§ EXERCISE
From the listing that follows, report the number of lines with the word "likes" in them, and no other output.

= Beginning of Section =

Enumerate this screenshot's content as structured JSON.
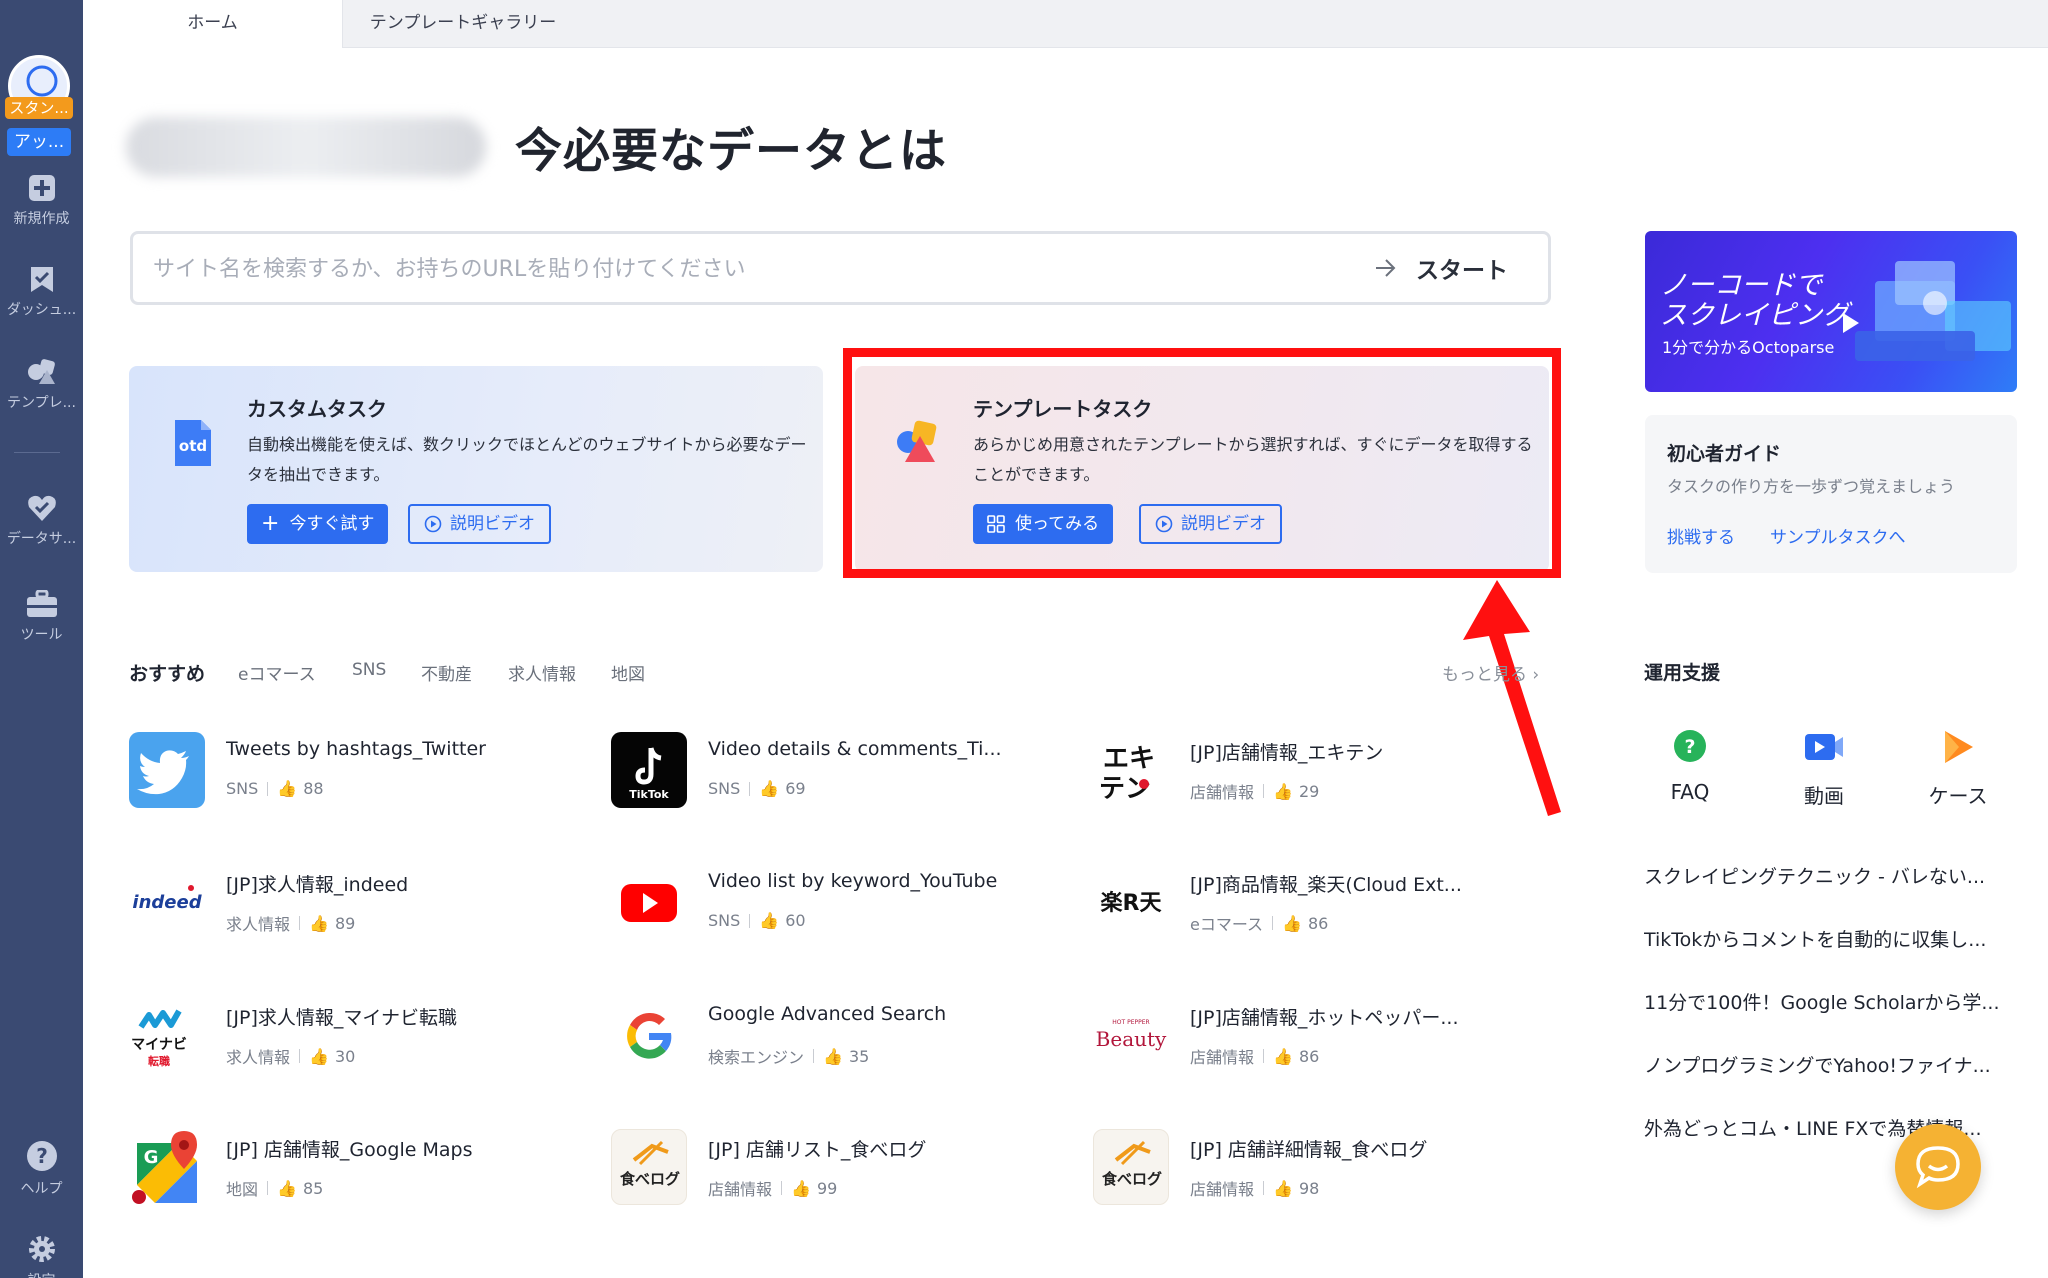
{
  "sidebar": {
    "plan_badge": "スタン...",
    "upgrade_badge": "アッ...",
    "items": [
      {
        "label": "新規作成"
      },
      {
        "label": "ダッシュ..."
      },
      {
        "label": "テンプレ..."
      },
      {
        "label": "データサ..."
      },
      {
        "label": "ツール"
      },
      {
        "label": "ヘルプ"
      },
      {
        "label": "設定"
      }
    ]
  },
  "tabs": [
    {
      "label": "ホーム"
    },
    {
      "label": "テンプレートギャラリー"
    }
  ],
  "header": {
    "title": "今必要なデータとは"
  },
  "search": {
    "placeholder": "サイト名を検索するか、お持ちのURLを貼り付けてください",
    "start_label": "スタート"
  },
  "cards": {
    "custom": {
      "icon_text": "otd",
      "title": "カスタムタスク",
      "desc": "自動検出機能を使えば、数クリックでほとんどのウェブサイトから必要なデータを抽出できます。",
      "primary_label": "今すぐ試す",
      "video_label": "説明ビデオ"
    },
    "template": {
      "title": "テンプレートタスク",
      "desc": "あらかじめ用意されたテンプレートから選択すれば、すぐにデータを取得することができます。",
      "primary_label": "使ってみる",
      "video_label": "説明ビデオ"
    }
  },
  "promo": {
    "title": "ノーコードで\nスクレイピング",
    "subtitle": "1分で分かるOctoparse"
  },
  "guide": {
    "title": "初心者ガイド",
    "subtitle": "タスクの作り方を一歩ずつ覚えましょう",
    "link1": "挑戦する",
    "link2": "サンプルタスクへ"
  },
  "support": {
    "title": "運用支援",
    "items": [
      {
        "label": "FAQ"
      },
      {
        "label": "動画"
      },
      {
        "label": "ケース"
      }
    ],
    "articles": [
      "スクレイピングテクニック - バレない...",
      "TikTokからコメントを自動的に収集し...",
      "11分で100件！Google Scholarから学...",
      "ノンプログラミングでYahoo!ファイナ...",
      "外為どっとコム・LINE FXで為替情報..."
    ]
  },
  "recommend": {
    "tabs": [
      "おすすめ",
      "eコマース",
      "SNS",
      "不動産",
      "求人情報",
      "地図"
    ],
    "more": "もっと見る",
    "templates": [
      {
        "name": "Tweets by hashtags_Twitter",
        "category": "SNS",
        "likes": "88"
      },
      {
        "name": "Video details & comments_Ti...",
        "category": "SNS",
        "likes": "69",
        "icon_text": "TikTok"
      },
      {
        "name": "[JP]店舗情報_エキテン",
        "category": "店舗情報",
        "likes": "29",
        "icon_text": "エキ\nテン"
      },
      {
        "name": "[JP]求人情報_indeed",
        "category": "求人情報",
        "likes": "89",
        "icon_text": "indeed"
      },
      {
        "name": "Video list by keyword_YouTube",
        "category": "SNS",
        "likes": "60"
      },
      {
        "name": "[JP]商品情報_楽天(Cloud Ext...",
        "category": "eコマース",
        "likes": "86",
        "icon_text": "楽R天"
      },
      {
        "name": "[JP]求人情報_マイナビ転職",
        "category": "求人情報",
        "likes": "30",
        "icon_text": "マイナビ\n転職"
      },
      {
        "name": "Google Advanced Search",
        "category": "検索エンジン",
        "likes": "35"
      },
      {
        "name": "[JP]店舗情報_ホットペッパー...",
        "category": "店舗情報",
        "likes": "86",
        "icon_text": "Beauty"
      },
      {
        "name": "[JP] 店舗情報_Google Maps",
        "category": "地図",
        "likes": "85"
      },
      {
        "name": "[JP] 店舗リスト_食べログ",
        "category": "店舗情報",
        "likes": "99",
        "icon_text": "食べログ"
      },
      {
        "name": "[JP] 店舗詳細情報_食べログ",
        "category": "店舗情報",
        "likes": "98",
        "icon_text": "食べログ"
      }
    ]
  },
  "colors": {
    "sidebar": "#3a4a72",
    "primary": "#2d6cf0",
    "highlight": "#ff1010",
    "chat": "#f5b233"
  }
}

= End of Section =

§ WORKED SOLUTION
12